Every record, down to the last line, must be given again exactly.
======== Dataset
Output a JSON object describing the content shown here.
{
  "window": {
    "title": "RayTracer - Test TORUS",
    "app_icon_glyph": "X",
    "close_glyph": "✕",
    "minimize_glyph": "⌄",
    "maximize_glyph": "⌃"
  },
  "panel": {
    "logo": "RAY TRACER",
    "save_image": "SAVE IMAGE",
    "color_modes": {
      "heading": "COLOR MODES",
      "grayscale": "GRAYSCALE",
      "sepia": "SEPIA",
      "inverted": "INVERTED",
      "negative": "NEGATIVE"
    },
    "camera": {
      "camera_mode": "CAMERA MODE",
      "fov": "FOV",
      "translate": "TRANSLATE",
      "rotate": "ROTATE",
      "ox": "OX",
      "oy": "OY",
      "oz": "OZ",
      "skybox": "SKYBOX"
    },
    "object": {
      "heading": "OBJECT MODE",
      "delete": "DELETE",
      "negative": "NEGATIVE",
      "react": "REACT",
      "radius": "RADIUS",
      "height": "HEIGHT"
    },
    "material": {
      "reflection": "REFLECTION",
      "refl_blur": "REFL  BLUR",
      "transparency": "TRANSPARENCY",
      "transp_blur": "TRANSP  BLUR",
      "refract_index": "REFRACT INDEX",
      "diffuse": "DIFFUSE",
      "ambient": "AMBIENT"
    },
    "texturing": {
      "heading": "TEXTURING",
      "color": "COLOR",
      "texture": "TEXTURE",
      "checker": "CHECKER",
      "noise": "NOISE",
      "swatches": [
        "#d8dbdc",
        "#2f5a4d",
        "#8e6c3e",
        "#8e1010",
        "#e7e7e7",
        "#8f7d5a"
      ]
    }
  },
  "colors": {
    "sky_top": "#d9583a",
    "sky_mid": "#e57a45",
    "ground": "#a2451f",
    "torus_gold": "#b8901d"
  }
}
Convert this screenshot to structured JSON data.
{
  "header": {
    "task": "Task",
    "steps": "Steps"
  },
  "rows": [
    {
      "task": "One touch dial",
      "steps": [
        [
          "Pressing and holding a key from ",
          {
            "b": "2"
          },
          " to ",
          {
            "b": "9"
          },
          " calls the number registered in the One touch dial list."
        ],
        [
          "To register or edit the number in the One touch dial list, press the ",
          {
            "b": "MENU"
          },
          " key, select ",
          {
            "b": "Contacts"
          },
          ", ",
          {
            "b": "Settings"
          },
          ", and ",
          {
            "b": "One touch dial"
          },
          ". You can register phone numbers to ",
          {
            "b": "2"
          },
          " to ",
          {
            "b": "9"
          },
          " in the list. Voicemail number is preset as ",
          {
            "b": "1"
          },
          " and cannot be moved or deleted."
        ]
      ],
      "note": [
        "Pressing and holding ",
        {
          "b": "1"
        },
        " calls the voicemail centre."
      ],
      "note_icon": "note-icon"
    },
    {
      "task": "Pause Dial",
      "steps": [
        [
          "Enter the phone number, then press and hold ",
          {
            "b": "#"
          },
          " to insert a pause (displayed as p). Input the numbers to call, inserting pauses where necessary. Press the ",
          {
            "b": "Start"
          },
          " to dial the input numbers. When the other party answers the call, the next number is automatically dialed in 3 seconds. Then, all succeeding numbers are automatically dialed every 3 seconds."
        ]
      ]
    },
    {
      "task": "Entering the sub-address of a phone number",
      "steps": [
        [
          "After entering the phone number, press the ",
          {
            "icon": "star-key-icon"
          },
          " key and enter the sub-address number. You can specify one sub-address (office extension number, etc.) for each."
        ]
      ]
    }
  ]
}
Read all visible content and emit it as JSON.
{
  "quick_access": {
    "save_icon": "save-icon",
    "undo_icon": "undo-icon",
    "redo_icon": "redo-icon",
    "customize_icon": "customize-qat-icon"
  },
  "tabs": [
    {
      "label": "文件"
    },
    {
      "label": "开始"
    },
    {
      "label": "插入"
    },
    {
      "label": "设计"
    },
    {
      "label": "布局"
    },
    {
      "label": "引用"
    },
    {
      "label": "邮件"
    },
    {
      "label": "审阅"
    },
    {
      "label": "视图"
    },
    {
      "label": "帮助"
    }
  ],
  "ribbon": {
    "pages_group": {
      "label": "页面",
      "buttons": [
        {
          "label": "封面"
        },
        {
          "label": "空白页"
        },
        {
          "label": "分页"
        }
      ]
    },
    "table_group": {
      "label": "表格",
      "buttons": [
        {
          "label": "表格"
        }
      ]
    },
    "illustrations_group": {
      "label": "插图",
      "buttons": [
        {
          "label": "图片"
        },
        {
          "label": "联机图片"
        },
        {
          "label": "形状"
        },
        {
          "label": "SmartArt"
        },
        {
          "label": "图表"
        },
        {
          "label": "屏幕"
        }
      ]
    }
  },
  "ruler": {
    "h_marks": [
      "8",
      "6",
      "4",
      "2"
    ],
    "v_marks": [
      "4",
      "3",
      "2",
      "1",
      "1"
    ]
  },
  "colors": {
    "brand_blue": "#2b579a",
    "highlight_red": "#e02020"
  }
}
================
--- Reply ---
Output a JSON object describing the content shown here.
{
  "window": {
    "title": "RayTracer - Test TORUS",
    "app_icon_glyph": "X",
    "close_glyph": "✕",
    "minimize_glyph": "⌄",
    "maximize_glyph": "⌃"
  },
  "panel": {
    "logo": "RAY TRACER",
    "save_image": "SAVE IMAGE",
    "color_modes": {
      "heading": "COLOR MODES",
      "grayscale": "GRAYSCALE",
      "sepia": "SEPIA",
      "inverted": "INVERTED",
      "negative": "NEGATIVE"
    },
    "camera": {
      "camera_mode": "CAMERA MODE",
      "fov": "FOV",
      "translate": "TRANSLATE",
      "rotate": "ROTATE",
      "ox": "OX",
      "oy": "OY",
      "oz": "OZ",
      "skybox": "SKYBOX"
    },
    "object": {
      "heading": "OBJECT MODE",
      "delete": "DELETE",
      "negative": "NEGATIVE",
      "react": "REACT",
      "radius": "RADIUS",
      "height": "HEIGHT"
    },
    "material": {
      "reflection": "REFLECTION",
      "refl_blur": "REFL  BLUR",
      "transparency": "TRANSPARENCY",
      "transp_blur": "TRANSP  BLUR",
      "refract_index": "REFRACT INDEX",
      "diffuse": "DIFFUSE",
      "ambient": "AMBIENT"
    },
    "texturing": {
      "heading": "TEXTURING",
      "color": "COLOR",
      "texture": "TEXTURE",
      "checker": "CHECKER",
      "noise": "NOISE",
      "swatches": [
        "#d8dbdc",
        "#2f5a4d",
        "#8e6c3e",
        "#8e1010",
        "#e7e7e7",
        "#8f7d5a"
      ]
    }
  },
  "colors": {
    "sky_top": "#d9583a",
    "sky_mid": "#e57a45",
    "ground": "#a2451f",
    "torus_gold": "#b8901d"
  }
}
Convert this screenshot to structured JSON data.
{
  "header": {
    "task": "Task",
    "steps": "Steps"
  },
  "rows": [
    {
      "task": "One touch dial",
      "steps": [
        [
          "Pressing and holding a key from ",
          {
            "b": "2"
          },
          " to ",
          {
            "b": "9"
          },
          " calls the number registered in the One touch dial list."
        ],
        [
          "To register or edit the number in the One touch dial list, press the ",
          {
            "b": "MENU"
          },
          " key, select ",
          {
            "b": "Contacts"
          },
          ", ",
          {
            "b": "Settings"
          },
          ", and ",
          {
            "b": "One touch dial"
          },
          ". You can register phone numbers to ",
          {
            "b": "2"
          },
          " to ",
          {
            "b": "9"
          },
          " in the list. Voicemail number is preset as ",
          {
            "b": "1"
          },
          " and cannot be moved or deleted."
        ]
      ],
      "note": [
        "Pressing and holding ",
        {
          "b": "1"
        },
        " calls the voicemail centre."
      ],
      "note_icon": "note-icon"
    },
    {
      "task": "Pause Dial",
      "steps": [
        [
          "Enter the phone number, then press and hold ",
          {
            "b": "#"
          },
          " to insert a pause (displayed as p). Input the numbers to call, inserting pauses where necessary. Press the ",
          {
            "b": "Start"
          },
          " to dial the input numbers. When the other party answers the call, the next number is automatically dialed in 3 seconds. Then, all succeeding numbers are automatically dialed every 3 seconds."
        ]
      ]
    },
    {
      "task": "Entering the sub-address of a phone number",
      "steps": [
        [
          "After entering the phone number, press the ",
          {
            "icon": "star-key-icon"
          },
          " key and enter the sub-address number. You can specify one sub-address (office extension number, etc.) for each."
        ]
      ]
    }
  ]
}
Read all visible content and emit it as JSON.
{
  "quick_access": {
    "save_icon": "save-icon",
    "undo_icon": "undo-icon",
    "redo_icon": "redo-icon",
    "customize_icon": "customize-qat-icon"
  },
  "tabs": [
    {
      "label": "文件"
    },
    {
      "label": "开始"
    },
    {
      "label": "插入"
    },
    {
      "label": "设计"
    },
    {
      "label": "布局"
    },
    {
      "label": "引用"
    },
    {
      "label": "邮件"
    },
    {
      "label": "审阅"
    },
    {
      "label": "视图"
    },
    {
      "label": "帮助"
    }
  ],
  "ribbon": {
    "pages_group": {
      "label": "页面",
      "buttons": [
        {
          "label": "封面"
        },
        {
          "label": "空白页"
        },
        {
          "label": "分页"
        }
      ]
    },
    "table_group": {
      "label": "表格",
      "buttons": [
        {
          "label": "表格"
        }
      ]
    },
    "illustrations_group": {
      "label": "插图",
      "buttons": [
        {
          "label": "图片"
        },
        {
          "label": "联机图片"
        },
        {
          "label": "形状"
        },
        {
          "label": "SmartArt"
        },
        {
          "label": "图表"
        },
        {
          "label": "屏幕"
        }
      ]
    }
  },
  "ruler": {
    "h_marks": [
      "8",
      "6",
      "4",
      "2"
    ],
    "v_marks": [
      "4",
      "3",
      "2",
      "1",
      "1"
    ]
  },
  "colors": {
    "brand_blue": "#2b579a",
    "highlight_red": "#e02020"
  }
}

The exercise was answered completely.